WHAT IS NEEDED:
Scan the entries below for lines holding "label". Give the number of such lines alone.

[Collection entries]
########

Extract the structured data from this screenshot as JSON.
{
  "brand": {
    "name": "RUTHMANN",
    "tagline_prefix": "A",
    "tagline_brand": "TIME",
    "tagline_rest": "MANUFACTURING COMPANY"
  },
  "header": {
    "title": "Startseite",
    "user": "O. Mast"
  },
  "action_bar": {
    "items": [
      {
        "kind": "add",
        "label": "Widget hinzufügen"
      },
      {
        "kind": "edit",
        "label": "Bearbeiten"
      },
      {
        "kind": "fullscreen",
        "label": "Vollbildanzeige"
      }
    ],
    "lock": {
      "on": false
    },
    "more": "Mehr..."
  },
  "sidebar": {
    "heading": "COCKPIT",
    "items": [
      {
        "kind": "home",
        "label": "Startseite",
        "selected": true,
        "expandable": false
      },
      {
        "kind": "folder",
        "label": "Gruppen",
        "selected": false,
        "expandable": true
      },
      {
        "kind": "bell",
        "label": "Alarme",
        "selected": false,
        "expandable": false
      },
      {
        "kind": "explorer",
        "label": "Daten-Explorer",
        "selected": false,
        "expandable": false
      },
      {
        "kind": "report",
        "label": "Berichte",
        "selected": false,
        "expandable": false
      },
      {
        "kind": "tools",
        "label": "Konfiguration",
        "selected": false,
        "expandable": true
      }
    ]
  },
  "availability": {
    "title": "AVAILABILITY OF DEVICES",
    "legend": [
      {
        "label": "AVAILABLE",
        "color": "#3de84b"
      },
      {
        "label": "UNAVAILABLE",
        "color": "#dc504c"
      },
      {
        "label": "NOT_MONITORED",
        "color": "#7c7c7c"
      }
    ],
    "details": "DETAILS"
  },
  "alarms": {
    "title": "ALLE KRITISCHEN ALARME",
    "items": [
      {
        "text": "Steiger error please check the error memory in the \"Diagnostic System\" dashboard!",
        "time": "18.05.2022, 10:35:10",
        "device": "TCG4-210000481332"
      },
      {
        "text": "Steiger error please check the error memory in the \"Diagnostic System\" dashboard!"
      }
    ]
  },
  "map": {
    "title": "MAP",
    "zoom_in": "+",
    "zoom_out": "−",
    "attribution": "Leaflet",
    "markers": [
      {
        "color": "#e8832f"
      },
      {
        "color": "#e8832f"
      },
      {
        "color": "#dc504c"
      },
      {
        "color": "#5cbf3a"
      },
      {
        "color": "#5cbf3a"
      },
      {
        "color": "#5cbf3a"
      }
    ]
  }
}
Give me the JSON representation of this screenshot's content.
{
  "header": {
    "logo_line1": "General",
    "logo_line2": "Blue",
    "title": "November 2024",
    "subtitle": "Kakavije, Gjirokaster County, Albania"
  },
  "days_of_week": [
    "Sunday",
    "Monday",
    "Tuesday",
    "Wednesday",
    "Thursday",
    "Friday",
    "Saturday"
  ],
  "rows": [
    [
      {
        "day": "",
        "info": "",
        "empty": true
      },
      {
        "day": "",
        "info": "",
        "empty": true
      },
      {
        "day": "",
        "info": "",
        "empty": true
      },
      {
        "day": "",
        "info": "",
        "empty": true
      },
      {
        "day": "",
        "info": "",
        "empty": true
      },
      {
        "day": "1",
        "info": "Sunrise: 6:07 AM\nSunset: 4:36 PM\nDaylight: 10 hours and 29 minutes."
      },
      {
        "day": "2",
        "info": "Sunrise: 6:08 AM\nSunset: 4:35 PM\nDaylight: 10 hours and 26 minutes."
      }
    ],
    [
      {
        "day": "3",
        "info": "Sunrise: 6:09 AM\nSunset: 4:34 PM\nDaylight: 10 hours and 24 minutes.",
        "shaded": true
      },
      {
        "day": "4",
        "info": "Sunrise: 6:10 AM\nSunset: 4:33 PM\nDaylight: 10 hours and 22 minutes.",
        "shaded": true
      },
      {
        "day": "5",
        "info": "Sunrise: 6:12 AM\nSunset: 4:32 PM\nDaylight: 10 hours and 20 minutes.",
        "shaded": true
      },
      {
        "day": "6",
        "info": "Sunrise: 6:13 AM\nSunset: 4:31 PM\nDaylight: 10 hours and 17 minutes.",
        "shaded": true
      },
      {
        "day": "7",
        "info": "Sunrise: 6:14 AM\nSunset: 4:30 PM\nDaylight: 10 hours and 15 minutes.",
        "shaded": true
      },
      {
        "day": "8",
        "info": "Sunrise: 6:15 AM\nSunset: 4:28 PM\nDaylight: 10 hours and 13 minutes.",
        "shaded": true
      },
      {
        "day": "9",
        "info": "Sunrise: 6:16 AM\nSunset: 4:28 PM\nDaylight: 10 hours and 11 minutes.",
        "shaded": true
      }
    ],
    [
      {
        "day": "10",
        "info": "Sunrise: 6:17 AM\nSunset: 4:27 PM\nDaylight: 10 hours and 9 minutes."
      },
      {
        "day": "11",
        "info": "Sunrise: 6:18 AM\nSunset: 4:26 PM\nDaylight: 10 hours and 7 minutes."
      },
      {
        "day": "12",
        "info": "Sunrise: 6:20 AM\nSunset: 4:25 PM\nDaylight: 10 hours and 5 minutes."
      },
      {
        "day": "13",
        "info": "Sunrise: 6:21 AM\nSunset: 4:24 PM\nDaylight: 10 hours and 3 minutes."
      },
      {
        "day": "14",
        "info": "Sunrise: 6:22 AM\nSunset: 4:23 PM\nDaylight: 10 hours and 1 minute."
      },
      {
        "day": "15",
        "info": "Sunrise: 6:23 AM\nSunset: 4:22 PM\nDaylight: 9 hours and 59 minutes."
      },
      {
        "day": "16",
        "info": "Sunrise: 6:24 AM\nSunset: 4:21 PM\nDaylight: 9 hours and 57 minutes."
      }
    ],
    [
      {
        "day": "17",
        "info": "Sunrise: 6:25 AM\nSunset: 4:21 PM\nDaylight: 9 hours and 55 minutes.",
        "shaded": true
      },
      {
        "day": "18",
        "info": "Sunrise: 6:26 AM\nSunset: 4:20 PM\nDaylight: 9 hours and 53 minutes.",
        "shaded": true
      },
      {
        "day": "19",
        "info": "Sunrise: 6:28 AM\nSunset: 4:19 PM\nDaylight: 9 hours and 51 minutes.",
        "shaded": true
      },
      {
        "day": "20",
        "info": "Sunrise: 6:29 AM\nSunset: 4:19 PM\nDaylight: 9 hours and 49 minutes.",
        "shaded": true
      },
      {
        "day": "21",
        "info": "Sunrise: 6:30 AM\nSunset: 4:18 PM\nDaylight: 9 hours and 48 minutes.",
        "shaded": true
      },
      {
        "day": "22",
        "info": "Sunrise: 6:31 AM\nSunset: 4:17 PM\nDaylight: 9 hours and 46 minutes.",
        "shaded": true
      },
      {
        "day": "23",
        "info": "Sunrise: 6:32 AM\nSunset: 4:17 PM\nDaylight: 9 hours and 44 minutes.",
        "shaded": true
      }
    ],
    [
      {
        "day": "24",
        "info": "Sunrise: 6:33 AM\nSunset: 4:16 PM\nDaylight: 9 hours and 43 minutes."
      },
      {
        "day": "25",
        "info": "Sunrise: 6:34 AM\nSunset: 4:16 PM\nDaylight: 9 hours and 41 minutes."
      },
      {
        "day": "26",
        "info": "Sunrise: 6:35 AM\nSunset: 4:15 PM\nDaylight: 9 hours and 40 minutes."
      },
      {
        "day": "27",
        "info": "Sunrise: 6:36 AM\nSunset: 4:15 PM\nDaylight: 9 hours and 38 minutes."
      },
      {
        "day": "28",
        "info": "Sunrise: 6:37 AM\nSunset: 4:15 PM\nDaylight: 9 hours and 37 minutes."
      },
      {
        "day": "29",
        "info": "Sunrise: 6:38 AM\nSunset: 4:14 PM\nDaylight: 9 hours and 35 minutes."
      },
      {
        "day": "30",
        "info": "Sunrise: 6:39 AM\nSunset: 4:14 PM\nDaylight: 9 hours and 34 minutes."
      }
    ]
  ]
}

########

EXERCISE RESULT:
12